Dr. Amanda Rohn, MD, FACOG is an OB/GYN physician and Medical Director of the Virginia Hospital Center Physician Group Outpatient OB/GYN Practices. She provides gynecologic and obstetric care to patients in the DMV region based out of Virginia Hospital Center’s location in Arlington, VA. Her philosophy emphasizes collaborative decision-making between patients and providers, evidence-based care, and recognition that more medical treatment is not always better.
We sat down with Dr. Rohn, who has counseled thousands of women throughout their pregnancy journeys, to discuss our reader’s top questions on miscarriage. Stay tuned for part 2 of our interview with Dr. Rohn, where we discuss fertility and pregnancy planning.
Miscarriage and infant loss isn’t something that’s often talked about. However, you identified this as a topic you wanted to discuss with our readers. Where should we start?
Because it’s not often talked about, most people assume that miscarriage is uncommon. But as health care providers who care for women throughout their lifetime, through the good and the bad, we know this is a common experience. I think awareness about how often miscarriage occurs may help it feel less isolating for those who experience a loss.

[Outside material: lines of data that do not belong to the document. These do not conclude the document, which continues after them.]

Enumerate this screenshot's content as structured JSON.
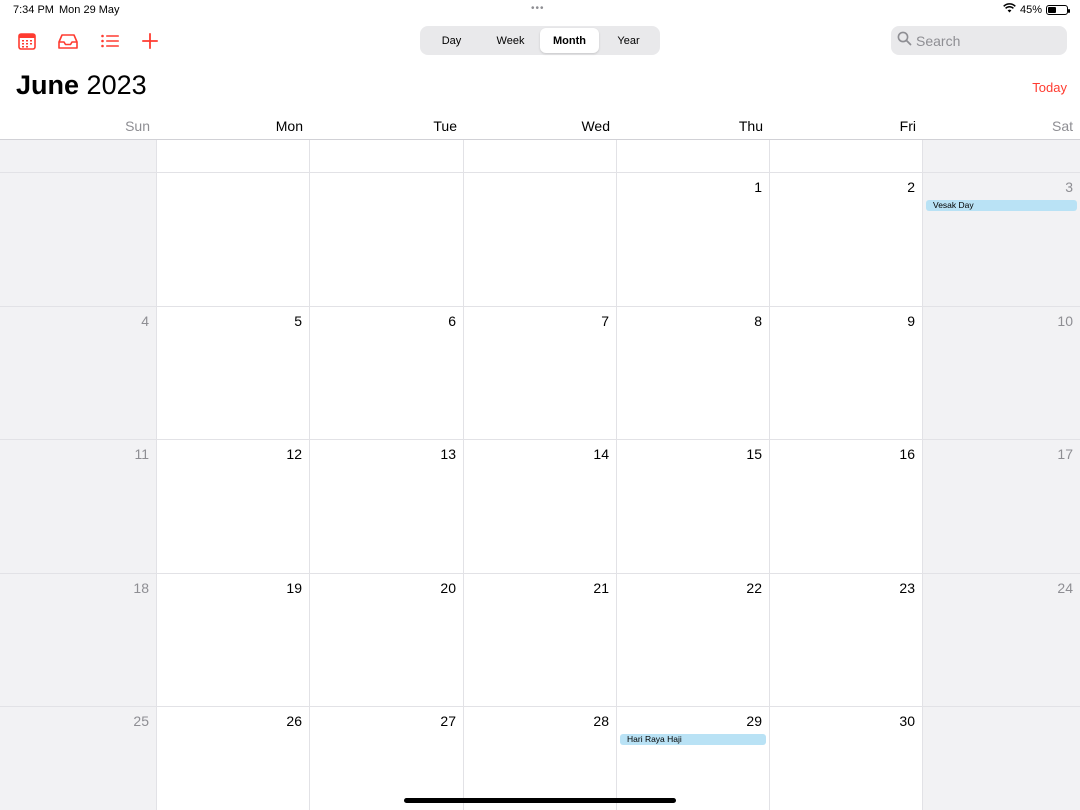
{
  "status_bar": {
    "time": "7:34 PM",
    "date": "Mon 29 May",
    "battery": "45%",
    "battery_level": 0.45
  },
  "toolbar": {
    "icons": [
      "calendar-icon",
      "inbox-icon",
      "list-icon",
      "plus-icon"
    ],
    "segments": [
      "Day",
      "Week",
      "Month",
      "Year"
    ],
    "active_segment": "Month",
    "search_placeholder": "Search"
  },
  "title": {
    "month": "June",
    "year": "2023",
    "today_label": "Today"
  },
  "weekdays": [
    "Sun",
    "Mon",
    "Tue",
    "Wed",
    "Thu",
    "Fri",
    "Sat"
  ],
  "weeks": [
    [
      "",
      "",
      "",
      "",
      "",
      "",
      ""
    ],
    [
      "",
      "",
      "",
      "",
      "1",
      "2",
      "3"
    ],
    [
      "4",
      "5",
      "6",
      "7",
      "8",
      "9",
      "10"
    ],
    [
      "11",
      "12",
      "13",
      "14",
      "15",
      "16",
      "17"
    ],
    [
      "18",
      "19",
      "20",
      "21",
      "22",
      "23",
      "24"
    ],
    [
      "25",
      "26",
      "27",
      "28",
      "29",
      "30",
      ""
    ]
  ],
  "events": [
    {
      "day": "3",
      "title": "Vesak Day"
    },
    {
      "day": "29",
      "title": "Hari Raya Haji"
    }
  ],
  "colors": {
    "accent": "#ff3b30",
    "event_bg": "#b9e2f5",
    "weekend_bg": "#f2f2f4"
  }
}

Clinically speaking, the chance of experiencing a miscarriage is highest during the earliest stages of pregnancy. About half of early pregnancies fail to implant—even though mom might have gotten a positive pregnancy test in the office or at home. Further along in pregnancy, 10% to 20% of clinically recognized pregnancies end in miscarriage—that could be after the pregnancy is seen via ultrasound.
Women who lose a baby at any point in their pregnancy often find that the experience can be hard to articulate with others. Many find comfort in sharing with others who have also experienced miscarriage or infant loss. To help facilitate that, our maternity care team at Virginia Hospital Center hosts a Remembrance Ceremony each October. Families who have experienced infant loss come together to remember, pay tribute, and connect. Many of our clinical team also join, as these experiences touch their lives as well.

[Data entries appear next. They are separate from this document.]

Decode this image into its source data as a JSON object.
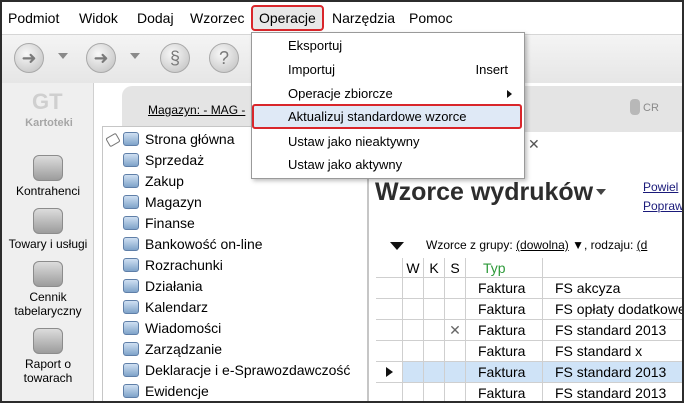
{
  "menubar": [
    "Podmiot",
    "Widok",
    "Dodaj",
    "Wzorzec",
    "Operacje",
    "Narzędzia",
    "Pomoc"
  ],
  "active_menu": "Operacje",
  "operacje_menu": [
    {
      "label": "Eksportuj",
      "shortcut": ""
    },
    {
      "label": "Importuj",
      "shortcut": "Insert"
    },
    {
      "label": "Operacje zbiorcze",
      "shortcut": ""
    },
    {
      "label": "Aktualizuj standardowe wzorce",
      "shortcut": ""
    },
    {
      "label": "Ustaw jako nieaktywny",
      "shortcut": ""
    },
    {
      "label": "Ustaw jako aktywny",
      "shortcut": ""
    }
  ],
  "kartoteki_label": "Kartoteki",
  "left_modules": [
    "Kontrahenci",
    "Towary i usługi",
    "Cennik tabelaryczny",
    "Raport o towarach"
  ],
  "magazyn": "Magazyn: - MAG -",
  "cr_text": "CR",
  "nav_items": [
    "Strona główna",
    "Sprzedaż",
    "Zakup",
    "Magazyn",
    "Finanse",
    "Bankowość on-line",
    "Rozrachunki",
    "Działania",
    "Kalendarz",
    "Wiadomości",
    "Zarządzanie",
    "Deklaracje i e-Sprawozdawczość",
    "Ewidencje"
  ],
  "page_title": "Wzorce wydruków",
  "right_links": [
    "Powiel",
    "Popraw"
  ],
  "filters": {
    "group_label": "Wzorce z grupy:",
    "group_value": "(dowolna)",
    "kind_label": ", rodzaju:",
    "kind_value": "(d"
  },
  "grid_headers": {
    "w": "W",
    "k": "K",
    "s": "S",
    "typ": "Typ"
  },
  "grid_rows": [
    {
      "typ": "Faktura",
      "name": "FS akcyza",
      "s_mark": "",
      "selected": false
    },
    {
      "typ": "Faktura",
      "name": "FS opłaty dodatkowe",
      "s_mark": "",
      "selected": false
    },
    {
      "typ": "Faktura",
      "name": "FS standard 2013",
      "s_mark": "✕",
      "selected": false
    },
    {
      "typ": "Faktura",
      "name": "FS standard x",
      "s_mark": "",
      "selected": false
    },
    {
      "typ": "Faktura",
      "name": "FS standard 2013",
      "s_mark": "",
      "selected": true
    },
    {
      "typ": "Faktura",
      "name": "FS standard 2013",
      "s_mark": "",
      "selected": false
    }
  ],
  "colors": {
    "highlight_border": "#d9262b",
    "typ_header": "#2e9a3a",
    "selection": "#cfe3f7"
  }
}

What do you wish more people knew about miscarriage?
I would like women and families in our community to know that if they experienced a miscarriage it is very unlikely that their behaviors did anything to cause it.

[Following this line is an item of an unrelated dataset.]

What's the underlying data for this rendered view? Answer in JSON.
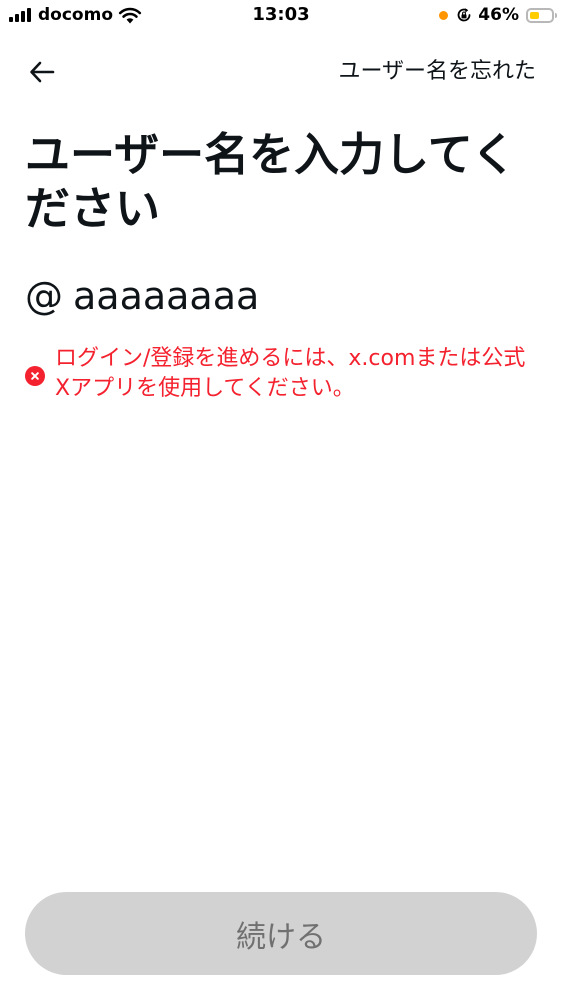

Most miscarriages are caused by a chromosomal problem with the egg, the sperm, a combination of the two, or the cell division process. Many of my patients who experience a miscarriage reflect back on their actions and worry that it was caused by a glass of wine, trip to the gym, sexual intercourse, or taking a hot bath. I want to assure my patients and other women who have experienced miscarriage, that these are not common causes for a miscarriage.
What is one thing that you have learned after counseling many patients through the experience of miscarriage?
I’ve learned that each person processes a miscarriage differently. I find that some women are surprised by their own responses. Those who were expecting to be devastated may feel acceptance. Others may be surprised by their grief. Our role as clinicians is to prioritize how our patient is processing it—that’s what matters the most.
For all of my patients who have experienced miscarriage, I ask them to be gentle with themselves. I tell my patients that, while they will process the experience, they will never really be ‘over it’—they will carry this experience with them.
What happens when a woman realizes she has experienced a miscarriage?
Depending on other medical factors, there is usually a range of options that a woman may consider after experiencing a miscarriage. While some providers are comfortable with only a few of these options, our patients are generally presented with all of these options granted they are safe for their unique situation. A woman’s decision about what to do is very personal.
Women who experience a miscarriage have the option of waiting for the pregnancy to pass naturally, or can choose to take medication that brings about the process more quickly. Others prefer to have a surgical procedure in the office setting under local anesthesia, or in an operating room under sedation.
For women who have experienced a miscarriage, is it more likely to happen again?
Statistically speaking, for women who have experienced a miscarriage, the most likely outcome in the next pregnancy is a normal healthy pregnancy!
Having one miscarriage does slightly increase the likelihood of having another. But, the increased chance isn’t by all that much—just a few percentage points. However, if a woman has had multiple miscarriages, her likelihood of another goes up more, and at that point, we would recommend advanced testing to look at underlying causes.
What can be done to prevent a miscarriage?
Unfortunately, the majority of miscarriages are due to random chance and cannot be prevented. In the case of recurrent loss, testing can sometimes identify underlying causes like diabetes or thyroid issues, structural problems in the uterus such as fibroids, or chromosomal issues in either partner. Understanding these causes helps us manage and treat any underlying conditions that may be getting in the way of a healthy pregnancy so that the next pregnancy is more likely to succeed.
Stay tuned for part two of our interview series with Dr. Rohn, where we will discuss fertility and pregnancy planning.
About the Guest Author:
Dr. Rohn practices at 1625 N. George Mason Drive, Suite 325, in Arlington, Virginia. In her free time, Dr. Rohn enjoys knitting, baking, being outdoors, and spending time with her husband and young children in their antique home in DC. Schedule an appointment with Dr. Rohn or a member of VHC’s OB/GYN care team by visiting our OB/GYN physician group webpage or calling 703.717.4600.